Welcome to the first installment of our series, "Exploring the Elements," where we'll delve into the fascinating world of each element one by one. Our journey begins with the simplest and most abundant element in the universe - hydrogen.
A Brief History:
Hydrogen's discovery can be traced back to the late 18th century. In 1766, Henry Cavendish, an English scientist, identified a distinct "inflammable air" during his experiments with acids and metals. However, it wasn't until 1783 that Antoine Lavoisier, the father of modern chemistry, officially named the element "hydrogen" from the Greek words "hydro" (water) and "genes" (forming).
Where Does Hydrogen Belong in the Periodic Table?
Hydrogen's placement on the periodic table has been a topic of debate. Although it has one proton and one electron, resembling alkali metals like lithium and sodium, hydrogen is unique. It shares similarities with both alkali metals and halogens, leading to its designation at the top of Group 1. Its versatility makes it a bridge between the alkali metals on the left and the halogens on the right.
Hydrogen in the Universe:
Hydrogen's cosmic significance cannot be overstated. Approximately 75% of the elemental mass in the universe is hydrogen, a key player in stellar fusion processes. In stars like our sun, hydrogen nuclei undergo nuclear fusion to form helium, releasing an immense amount of energy in the process.
1. Fuel: Hydrogen's most prominent application on Earth is as a clean and efficient fuel. When combined with oxygen in a fuel cell, hydrogen produces electricity, with water as the only byproduct. This technology holds promise for a sustainable energy future, particularly in transportation.
2. Ammonia Production: Hydrogen plays a vital role in the Haber-Bosch process, which synthesizes ammonia from nitrogen and hydrogen. Ammonia is a key component in fertilizers, contributing significantly to global agriculture.
3. Petroleum Refining: Hydrogen is essential in the refining of petroleum, helping remove impurities and enhance the quality of fuels.
Hydrogen Isotopes: Deuterium and Tritium:
Hydrogen exists in three isotopic forms - protium, deuterium, and tritium. Protium is the most common, while deuterium and tritium are heavier isotopes.

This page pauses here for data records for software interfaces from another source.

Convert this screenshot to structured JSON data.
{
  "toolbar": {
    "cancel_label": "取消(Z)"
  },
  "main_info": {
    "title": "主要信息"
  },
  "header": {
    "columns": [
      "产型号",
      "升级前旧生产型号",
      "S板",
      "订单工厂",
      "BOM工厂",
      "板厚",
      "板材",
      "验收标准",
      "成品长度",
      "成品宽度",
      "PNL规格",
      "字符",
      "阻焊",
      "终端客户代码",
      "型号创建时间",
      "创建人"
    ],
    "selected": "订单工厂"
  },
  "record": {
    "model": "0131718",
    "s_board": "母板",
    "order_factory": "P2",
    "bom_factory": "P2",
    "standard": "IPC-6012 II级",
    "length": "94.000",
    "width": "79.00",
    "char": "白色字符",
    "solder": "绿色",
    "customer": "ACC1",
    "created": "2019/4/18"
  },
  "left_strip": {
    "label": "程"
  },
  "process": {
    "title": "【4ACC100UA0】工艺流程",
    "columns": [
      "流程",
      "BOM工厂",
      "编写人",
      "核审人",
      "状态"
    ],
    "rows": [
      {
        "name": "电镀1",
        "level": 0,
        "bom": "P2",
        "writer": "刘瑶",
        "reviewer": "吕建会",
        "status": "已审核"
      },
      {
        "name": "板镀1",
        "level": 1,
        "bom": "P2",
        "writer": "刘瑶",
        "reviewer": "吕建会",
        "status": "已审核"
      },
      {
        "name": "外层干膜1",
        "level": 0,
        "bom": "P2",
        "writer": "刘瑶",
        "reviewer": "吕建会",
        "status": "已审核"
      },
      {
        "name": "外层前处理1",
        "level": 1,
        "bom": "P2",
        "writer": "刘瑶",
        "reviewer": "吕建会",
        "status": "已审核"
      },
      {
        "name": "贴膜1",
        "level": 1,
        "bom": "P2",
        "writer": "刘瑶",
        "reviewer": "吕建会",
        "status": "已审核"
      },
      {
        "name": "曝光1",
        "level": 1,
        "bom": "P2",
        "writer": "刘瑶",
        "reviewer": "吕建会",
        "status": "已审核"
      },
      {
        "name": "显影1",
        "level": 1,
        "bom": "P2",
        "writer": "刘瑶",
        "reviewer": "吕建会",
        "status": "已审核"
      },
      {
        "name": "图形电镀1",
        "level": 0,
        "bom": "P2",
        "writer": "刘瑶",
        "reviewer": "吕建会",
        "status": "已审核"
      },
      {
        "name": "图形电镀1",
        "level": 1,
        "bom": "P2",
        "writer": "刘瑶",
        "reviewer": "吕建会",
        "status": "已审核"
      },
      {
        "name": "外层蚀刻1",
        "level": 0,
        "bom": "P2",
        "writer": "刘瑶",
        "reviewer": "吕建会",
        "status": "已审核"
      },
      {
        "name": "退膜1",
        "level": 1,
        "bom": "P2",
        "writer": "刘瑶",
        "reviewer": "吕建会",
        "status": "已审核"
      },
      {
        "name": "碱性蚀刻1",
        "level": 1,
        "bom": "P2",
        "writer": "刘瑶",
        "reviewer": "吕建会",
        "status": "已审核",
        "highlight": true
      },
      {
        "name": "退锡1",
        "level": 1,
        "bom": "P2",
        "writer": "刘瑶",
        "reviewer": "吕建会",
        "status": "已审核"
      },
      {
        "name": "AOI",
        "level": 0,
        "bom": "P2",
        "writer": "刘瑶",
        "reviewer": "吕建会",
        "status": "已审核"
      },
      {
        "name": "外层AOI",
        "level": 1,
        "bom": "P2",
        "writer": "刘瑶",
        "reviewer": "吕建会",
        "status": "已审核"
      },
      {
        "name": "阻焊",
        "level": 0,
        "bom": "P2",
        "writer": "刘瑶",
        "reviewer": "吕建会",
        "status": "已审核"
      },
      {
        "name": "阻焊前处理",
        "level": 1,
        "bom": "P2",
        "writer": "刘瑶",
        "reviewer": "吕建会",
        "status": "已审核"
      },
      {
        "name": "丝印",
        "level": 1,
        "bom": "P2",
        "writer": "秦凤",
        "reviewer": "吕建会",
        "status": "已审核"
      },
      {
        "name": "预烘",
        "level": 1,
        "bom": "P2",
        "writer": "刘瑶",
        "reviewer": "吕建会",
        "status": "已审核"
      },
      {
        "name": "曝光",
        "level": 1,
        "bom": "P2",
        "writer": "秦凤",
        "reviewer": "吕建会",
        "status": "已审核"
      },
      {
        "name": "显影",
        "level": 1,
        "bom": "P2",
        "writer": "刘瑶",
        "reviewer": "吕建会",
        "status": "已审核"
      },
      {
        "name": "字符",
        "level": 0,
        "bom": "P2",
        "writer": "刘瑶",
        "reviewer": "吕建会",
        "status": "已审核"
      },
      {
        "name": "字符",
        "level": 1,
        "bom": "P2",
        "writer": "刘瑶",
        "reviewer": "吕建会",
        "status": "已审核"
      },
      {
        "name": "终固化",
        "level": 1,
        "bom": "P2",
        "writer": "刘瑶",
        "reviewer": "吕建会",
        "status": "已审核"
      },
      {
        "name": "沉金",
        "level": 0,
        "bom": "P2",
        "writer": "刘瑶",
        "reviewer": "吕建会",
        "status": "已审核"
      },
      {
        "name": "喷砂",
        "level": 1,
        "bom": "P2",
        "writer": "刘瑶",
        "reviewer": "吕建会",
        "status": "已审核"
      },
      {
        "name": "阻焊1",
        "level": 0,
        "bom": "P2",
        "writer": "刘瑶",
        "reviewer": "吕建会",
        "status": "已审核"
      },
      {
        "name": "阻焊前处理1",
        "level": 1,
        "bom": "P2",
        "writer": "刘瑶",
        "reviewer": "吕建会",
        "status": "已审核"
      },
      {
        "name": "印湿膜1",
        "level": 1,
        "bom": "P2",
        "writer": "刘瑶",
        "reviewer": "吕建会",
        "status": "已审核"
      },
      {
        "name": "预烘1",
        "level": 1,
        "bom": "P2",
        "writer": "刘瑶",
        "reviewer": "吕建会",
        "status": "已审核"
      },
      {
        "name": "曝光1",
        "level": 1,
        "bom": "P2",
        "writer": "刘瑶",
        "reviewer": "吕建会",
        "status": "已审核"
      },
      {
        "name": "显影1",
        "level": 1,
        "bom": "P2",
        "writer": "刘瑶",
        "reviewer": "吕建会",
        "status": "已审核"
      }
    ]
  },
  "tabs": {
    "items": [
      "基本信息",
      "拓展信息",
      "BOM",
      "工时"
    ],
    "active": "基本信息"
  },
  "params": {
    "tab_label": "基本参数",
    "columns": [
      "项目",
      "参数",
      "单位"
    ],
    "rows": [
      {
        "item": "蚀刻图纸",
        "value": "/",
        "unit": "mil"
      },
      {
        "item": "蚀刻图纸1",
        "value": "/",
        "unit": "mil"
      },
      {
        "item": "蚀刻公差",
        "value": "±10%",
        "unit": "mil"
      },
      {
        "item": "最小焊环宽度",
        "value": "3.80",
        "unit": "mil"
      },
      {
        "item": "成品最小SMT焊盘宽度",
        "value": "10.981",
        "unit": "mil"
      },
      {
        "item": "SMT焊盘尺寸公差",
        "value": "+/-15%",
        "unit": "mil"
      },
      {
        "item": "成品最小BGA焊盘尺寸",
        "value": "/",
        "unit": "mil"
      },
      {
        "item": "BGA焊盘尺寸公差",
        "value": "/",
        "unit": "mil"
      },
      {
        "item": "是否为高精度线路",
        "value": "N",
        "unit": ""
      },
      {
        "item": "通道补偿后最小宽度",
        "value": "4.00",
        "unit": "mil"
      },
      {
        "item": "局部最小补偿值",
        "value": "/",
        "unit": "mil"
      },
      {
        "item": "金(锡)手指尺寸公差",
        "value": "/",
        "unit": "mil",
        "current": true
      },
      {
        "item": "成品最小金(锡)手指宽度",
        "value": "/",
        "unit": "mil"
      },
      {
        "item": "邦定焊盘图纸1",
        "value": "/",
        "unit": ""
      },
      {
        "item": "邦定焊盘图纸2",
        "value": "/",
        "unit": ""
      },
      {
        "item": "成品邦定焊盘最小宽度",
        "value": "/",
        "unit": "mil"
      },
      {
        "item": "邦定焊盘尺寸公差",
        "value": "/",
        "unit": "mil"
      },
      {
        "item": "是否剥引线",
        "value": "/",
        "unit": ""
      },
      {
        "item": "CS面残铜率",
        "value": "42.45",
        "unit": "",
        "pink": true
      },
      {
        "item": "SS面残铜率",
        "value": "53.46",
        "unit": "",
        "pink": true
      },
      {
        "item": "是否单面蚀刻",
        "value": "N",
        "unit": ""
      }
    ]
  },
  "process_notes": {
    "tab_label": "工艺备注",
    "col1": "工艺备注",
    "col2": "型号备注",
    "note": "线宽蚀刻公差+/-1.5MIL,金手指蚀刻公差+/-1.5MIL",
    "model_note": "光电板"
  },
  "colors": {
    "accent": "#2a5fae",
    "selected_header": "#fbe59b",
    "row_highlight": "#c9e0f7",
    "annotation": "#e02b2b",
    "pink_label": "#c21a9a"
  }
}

- Deuterium (2H): Also known as "heavy hydrogen," deuterium possesses one proton and one neutron. It is a crucial component in heavy water (D₂O) and has applications in nuclear reactors.
- Tritium (3H): Tritium contains one proton and two neutrons, making it radioactive. It is produced in nuclear reactors and has applications in nuclear weapons and experimental fusion reactions.
Hydrogen Fusion: The Holy Grail of Energy:
One of hydrogen's most exciting prospects is its role in fusion reactions. Fusion, the process that powers the sun, involves combining isotopes of hydrogen to release vast amounts of energy. Although achieving controlled fusion on Earth remains a scientific and engineering challenge, ongoing research holds the promise of a virtually limitless and clean energy source.
In our next installment, we'll explore helium, the second element in the periodic table. Stay tuned as we continue our journey through the elements, unlocking the mysteries and applications of each unique building block of matter.